were always prompt to listen another story plus the suggestion of increasing the group by inviting
Bioethics Education                                                                                645

others children. Thus, from a pedagogical point of view the children enthusiasm is fundamental for
learning efficiency.
     None child failure to construct the complementation. Curiously, without loosing the main moral
point of each story, all complementation were full of creative details. Thus, the method is also a
strong stimulator of creativity.
     It became clear that the moral principle regarding the care for others were already present on
the children‟s perception. Helping others, specially the poorer ones (Story One), is a general moral

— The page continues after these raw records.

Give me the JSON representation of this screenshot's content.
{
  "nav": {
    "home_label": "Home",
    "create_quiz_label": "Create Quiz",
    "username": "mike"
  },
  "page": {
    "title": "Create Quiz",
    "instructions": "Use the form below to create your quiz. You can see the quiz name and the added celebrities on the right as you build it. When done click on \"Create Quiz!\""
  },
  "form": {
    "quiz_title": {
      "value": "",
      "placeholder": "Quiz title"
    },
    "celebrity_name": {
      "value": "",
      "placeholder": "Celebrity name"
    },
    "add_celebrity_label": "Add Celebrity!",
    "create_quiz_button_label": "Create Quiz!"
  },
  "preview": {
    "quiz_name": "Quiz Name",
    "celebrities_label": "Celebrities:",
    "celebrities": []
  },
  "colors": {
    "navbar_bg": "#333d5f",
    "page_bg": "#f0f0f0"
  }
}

value in Brazil. Do not have prejudice against physical appearance (Story Two), is an ambiguous
moral principle in Brazil. The great majority of the Brazilian declare themselves as having no racial

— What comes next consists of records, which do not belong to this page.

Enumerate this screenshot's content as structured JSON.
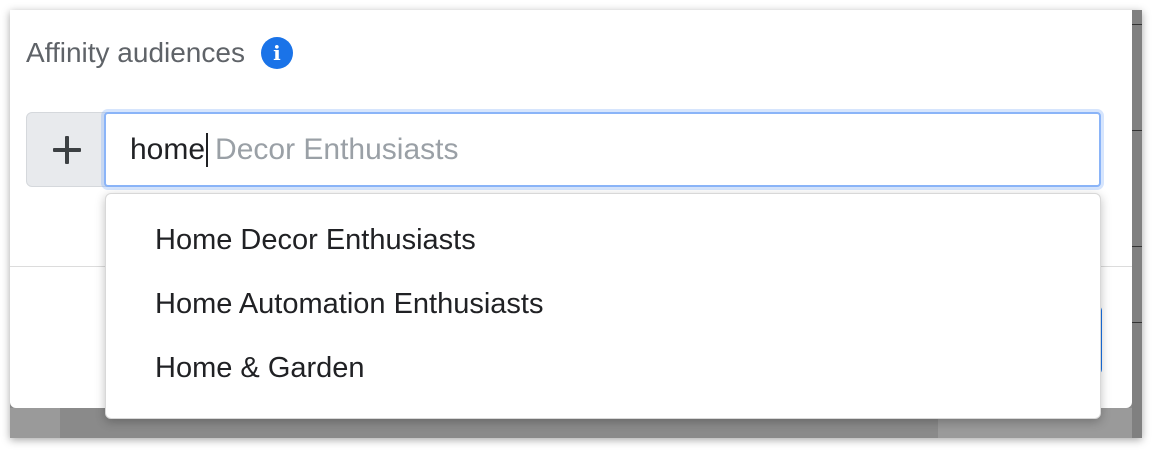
{
  "section": {
    "title": "Affinity audiences",
    "info_icon": "info-circle-icon"
  },
  "search": {
    "typed_value": "home",
    "suggestion_completion": "Decor Enthusiasts",
    "add_icon": "plus-icon"
  },
  "dropdown": {
    "items": [
      {
        "label": "Home Decor Enthusiasts"
      },
      {
        "label": "Home Automation Enthusiasts"
      },
      {
        "label": "Home & Garden"
      }
    ]
  },
  "colors": {
    "accent": "#1a73e8",
    "focus_ring": "#8ab4f8",
    "title_text": "#5f6368",
    "placeholder_text": "#9aa0a6"
  }
}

prejudice; however, admit that the Brazilian, in general, are racist (3). This moral ambiguity became
clear in the Story Two complementations, when 29.9% of the children decided to keep a hidden
friendship with Citrus. The Authors recognized that if Citrus was a Negro or Indian none children
would, theoretically, rejects his friendship. In Brazil, it is not morally good to openly exclude others
for being either Negro or Indian. Thus, the construction of a physically different green boy, instead
of a black or a yellow one, was a way the Authors found to give a better approach to the moral
feeling regarding having friends of different out look. Finally, in Story Three, the description of a
poorly dressed boy needing to be informed of a dangerous situation for him, deals with the moral
principle of respect for the poor, which is generally recognized as a virtue, in Brazil. The results
corroborated this assumption.
     Under the evidence that the children already have moral conceptions about helping others;
respect for the different ones, and praise for the poor, the present results agree with Sheriff‟s
criticism regarding teaching ethics, once ethics “is an inherent quality learn as part of a
development process of a personality” (4). It was clear that the children knew about the prevalent
types of morality in Brazil. However, the main pedagogical point of the method is to create an
opportunity for having ethics subject treated as a school‟s subject. The children at school are
randomly influenced by the moral values of colleagues, teachers and staff. Thus, ethics subjects
should not be let entirely drifting at school. Humanitarian moral principles must be passed to
children as a school activity.
      On the other hand, if ethics subjects are introduced as a theoretical discipline in the school
curriculum, it certainly will be questioned on the “effect of a few hours of classes… on a long life”
(5). As a theoretical discipline, ethics may be a weak competitor with the circumstantial moral
influences of real life. However, if the ethics topics are treated as something jointly constructed by
children and teachers, by means of activities related to the children‟s life, given then the opportunity
for expressing themselves in a effort to solve moral conflicts, as in the present method, the teaching
of ethics may became contributory to the personality development.
      Thus we conclude that story complementation method seems to be adequate for teaching
humanitarian ethics to children. Moral conflicts stories to be complemented and solved by the
children stimulates creativity, reveals moral background already acquired and creates an adequate
pedagogical opportunity for teaching humanitarian ethics in school. Further applications of the
methods, mainly in other cultures, are highly desirable.
References
1. Leal SM, Gonçalves EM, Azevedo ES. Modelo Pedagógico para Ensino da Bioética a Alunos
     de Primeiro e Segundo Graus. Annals Sixth World Congress of Bioethics, p 228, Oct. 30th -
     Nov. 3rd, 2002, Brasilia, Brazil.
2. Beauchamp TL & Childress JF. Principles of Biomedical Ethics. 5th Ed. Oxford University
     Press, New York, USA, 2001.
3. Azevedo E. Raça: Conceito e Preconceito. Ed. Ática, São Paulo, Brasil, 1987.
4. Sheriff DS. Can ethics be taught? EJAIB 11 (2001), 15-17.
5. Izumi O. One Attempt at Bioethics Education in a High School Ethics Class. EJAIB 9 (1999),
     78-79.